A Sea Kayaking Trip to Old Harry Rocks with Fore / Adventure
As we set off from our beach hut on middle beach, studland to kayak to Old Harry Rocks, our instructors are already pondering about what they might discover along our special stretch of Purbeck Coastline. Will there be a seal in Studland bay today? Have those Oystercatcher chicks left the nest yet? What surprises will we find uncovered today at Old Harry Rocks as the tide drops? Each day is a new adventure.
As the group come together on the water they are given their first task for the day. “Get comfortable with your kayaks as we head over to Redend Point”. We like to think of our kayaks as “crafts” that allow us to become immersed and entangled with the environment around us, taking in the sites and sounds as we cruise along and picking up seaweeds to learn about along the way.
The weather has been kind to us, the sun is out and there’s not a cloud to be seen. The water’s surface is like a mirror as we carve our way through it just metres from the shoreline. The sand and silt has settled to the bottom and so everything underneath our kayaks can be seen without the guide of a snorkel. The group observed some mullet swimming past underneath as they make there way over the eel grasses and through some stands of Japanese Wireweed.
Children in the group are hopeful to spot one of our special residents in the bay, the spiny seahorse, although they are elusive creatures who camouflage well amongst the eel grasses. The instructor has another trick up his sleeve and guides the group towards a part of the coast he has been monitoring for the last few weeks. Working their way along the chalk cliffs toward Old Harry Rocks the instructor is delighted to see some new residents have emerged.
Today the group were fortunate enough to observe three oystercatcher chicks that had hatched and were only a few days old. The chicks traversed the flint stone shore clumsily as they were still finding their footing and both the male and female were present and guiding them to safety. The group watched the family from afar as the instructor noted “this is their home and we are visitors” before continuing the kayaking journey to Old Harry Rocks.

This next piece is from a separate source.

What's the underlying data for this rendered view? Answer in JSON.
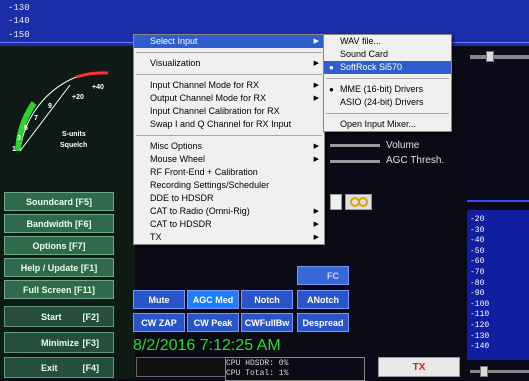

As we rounded the next outcrop of chalk cliffs we came to a cove just in front of Old Harry Rocks that seemed as though it was illuminated from below. Small chalk boulders that had once been part of the cliffs now clustered the seabed below giving a bright colour to the seabed. This white chalk beneath us exposed all manner of things and it was easy to identify fish, spider crabs and seaweeds below the kayaks without having to leave the comfort of our kayaks.
After playing a game in the kayaks within the sheltered waters of the cove, the instructor began to tell tales of Old Harry Rocks, its geology, its history and the coastlines notorious reputation for pirates and smugglers who would hide behind the rocks awaiting passing merchants. The group also got to learn a thing or two about the cormorants sunning themselves on the rocks and the terns who were diving into the tidal race, collecting
whatever food was being swept out with the ebbing tide.
As the group began to make their way back on their kayaks to Middle Beach, there was smiles all round as the instructor did their routinely headcount. People discussed amongst themselves the many things they had discovered and laughed about who got wet the most during the kayak game. We were fortunate enough today to observe the bounty of life this coastline has to offer, and we had only travelled between our base at Middle Beach and Old Harry Rocks on ur sea kayaks. Who knows what wonders we might discover as we venture beyond Old Harry Rocks during one of our lengthier kayak trips towards the Pinnacles.
If you have children who are aged 12+ or you want to explore that little bit further around the coastline towards Swanage to take in the caves and pinnacles shown in the images below then our half day Old Harry Rocks Kayaking tour which takes three hours is the one for you! Read more about the trips on our kayaking page.